The use of insect life tables in optimizing invasive pest distributional models.
Accurately predicting the distribution of emerging invasive species is crucial for early detection and eradication. While ecological niche models are often used to forecast invasions, such models are limited when invasive populations of a species have realized niches that differ from native populations, or when invasive populations are not at equilibrium. One technique to potentially overcome these challenges is to incorporate physiological responses of invaders to abiotic factors into ecological niche models, although few studies have assessed whether such approaches are effective. We addressed this by determining whether incorporating physiological data from life table analyses of an invasive insect, Drosophila suzukii, improved predictions of ecological niche models. Specifically, we tested whether models incorporating development time and survival rate from insect life tables improved predictions compared to a classical model without physiological data. We show that incorporating physiological responses of D. suzukii to temperature into our ecological niche models increased transferability of predictions from the native to the invasive range, while also reducing uncertainty of predictions. Moreover, physiological combined models performed best when equilibrium assumptions were violated.

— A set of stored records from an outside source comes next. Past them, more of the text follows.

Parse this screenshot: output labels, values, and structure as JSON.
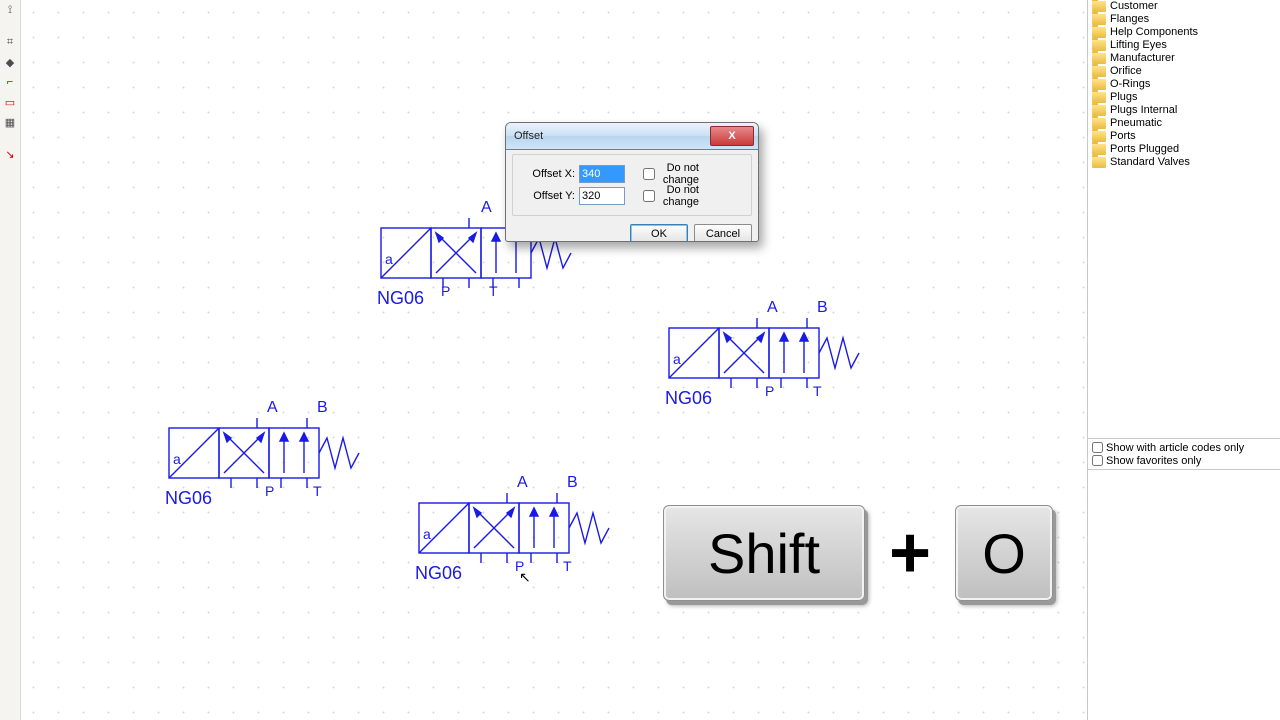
{
  "dialog": {
    "title": "Offset",
    "close_symbol": "X",
    "offset_x_label": "Offset X:",
    "offset_x_value": "340",
    "offset_y_label": "Offset Y:",
    "offset_y_value": "320",
    "nochange_x": "Do not change",
    "nochange_y": "Do not change",
    "ok_label": "OK",
    "cancel_label": "Cancel"
  },
  "tree_items": [
    "Customer",
    "Flanges",
    "Help Components",
    "Lifting Eyes",
    "Manufacturer",
    "Orifice",
    "O-Rings",
    "Plugs",
    "Plugs Internal",
    "Pneumatic",
    "Ports",
    "Ports Plugged",
    "Standard Valves"
  ],
  "filters": {
    "article_codes": "Show with article codes only",
    "favorites": "Show favorites only"
  },
  "valve": {
    "type_tag": "NG06",
    "port_a": "A",
    "port_b": "B",
    "port_p": "P",
    "port_t": "T",
    "port_a_ctrl": "a"
  },
  "kbd": {
    "shift": "Shift",
    "plus": "+",
    "o": "O"
  }
}
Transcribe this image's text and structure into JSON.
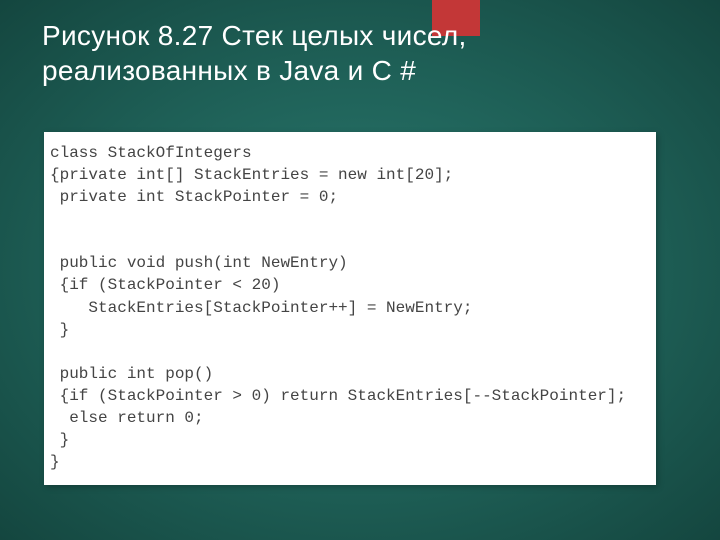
{
  "slide": {
    "title": "Рисунок 8.27  Стек целых чисел, реализованных в Java и C #",
    "code_lines": [
      "class StackOfIntegers",
      "{private int[] StackEntries = new int[20];",
      " private int StackPointer = 0;",
      "",
      "",
      " public void push(int NewEntry)",
      " {if (StackPointer < 20)",
      "    StackEntries[StackPointer++] = NewEntry;",
      " }",
      "",
      " public int pop()",
      " {if (StackPointer > 0) return StackEntries[--StackPointer];",
      "  else return 0;",
      " }",
      "}"
    ]
  }
}
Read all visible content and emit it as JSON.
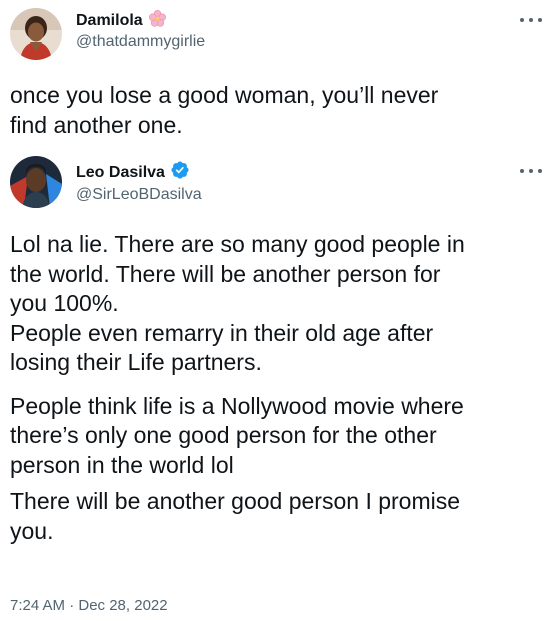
{
  "tweet1": {
    "display_name": "Damilola",
    "name_emoji_icon": "cherry-blossom-icon",
    "handle": "@thatdammygirlie",
    "text_lines": [
      "once you lose a good woman, you’ll never",
      "find another one."
    ]
  },
  "tweet2": {
    "display_name": "Leo Dasilva",
    "verified_icon": "verified-badge-icon",
    "handle": "@SirLeoBDasilva",
    "paragraphs": [
      [
        "Lol na lie. There are so many good people in",
        "the world. There will be another person for",
        "you 100%.",
        "People even remarry in their old age after",
        "losing their Life partners."
      ],
      [
        "People think life is a Nollywood movie where",
        "there’s only one good person for the other",
        "person in the world lol"
      ],
      [
        "There will be another good person I promise",
        "you."
      ]
    ],
    "timestamp": "7:24 AM · Dec 28, 2022"
  },
  "colors": {
    "text": "#0f1419",
    "secondary": "#536471",
    "verified": "#1d9bf0"
  }
}
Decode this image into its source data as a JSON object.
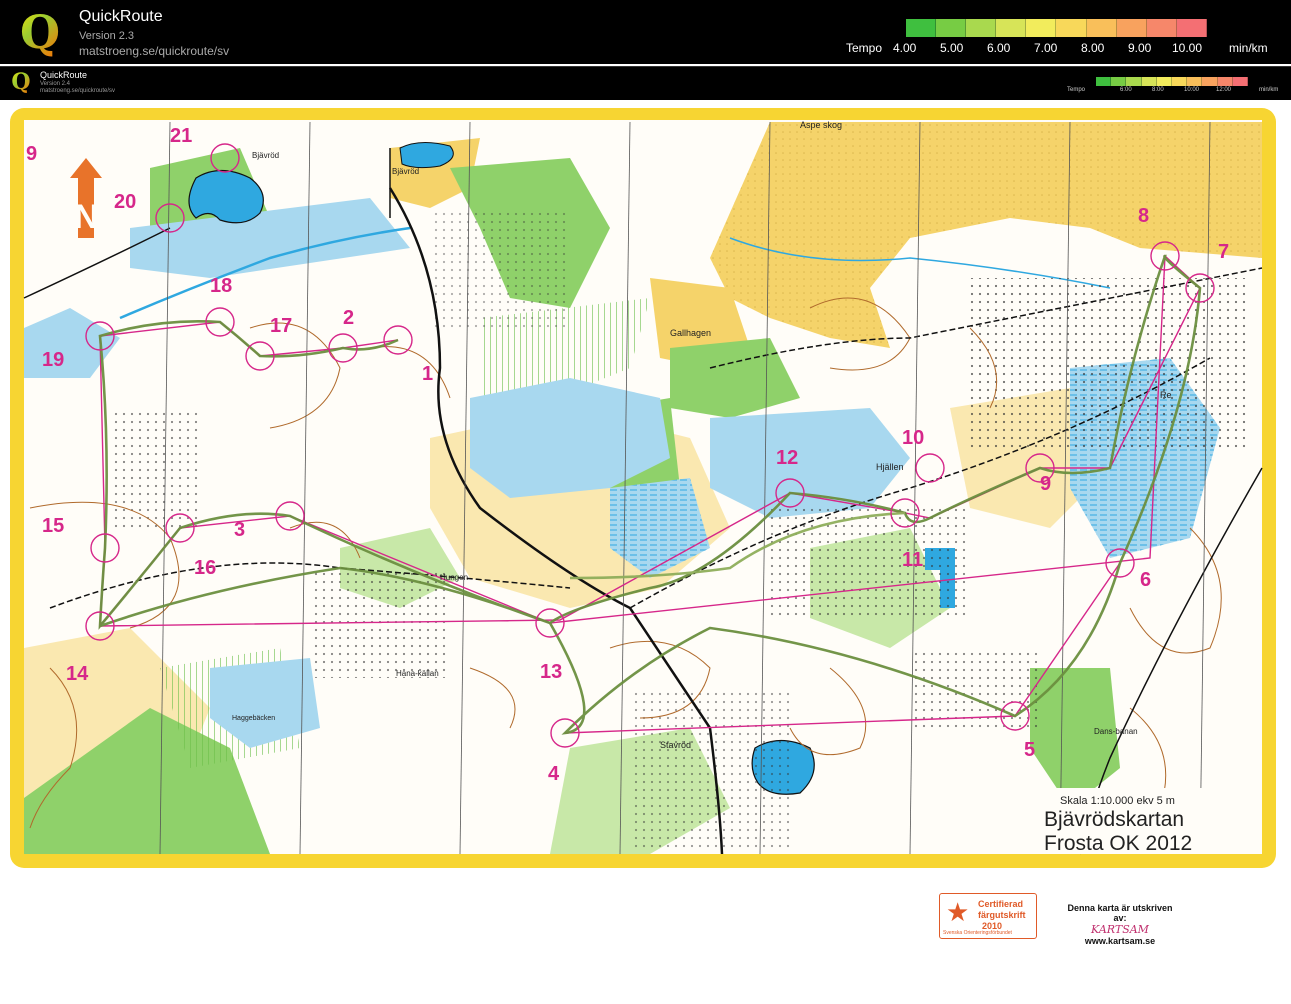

Our study suggests ecological niche models that incorporate data on physiological responses of invaders to abiotic factors provides a means to develop more effective and timely invasive pest distributional models.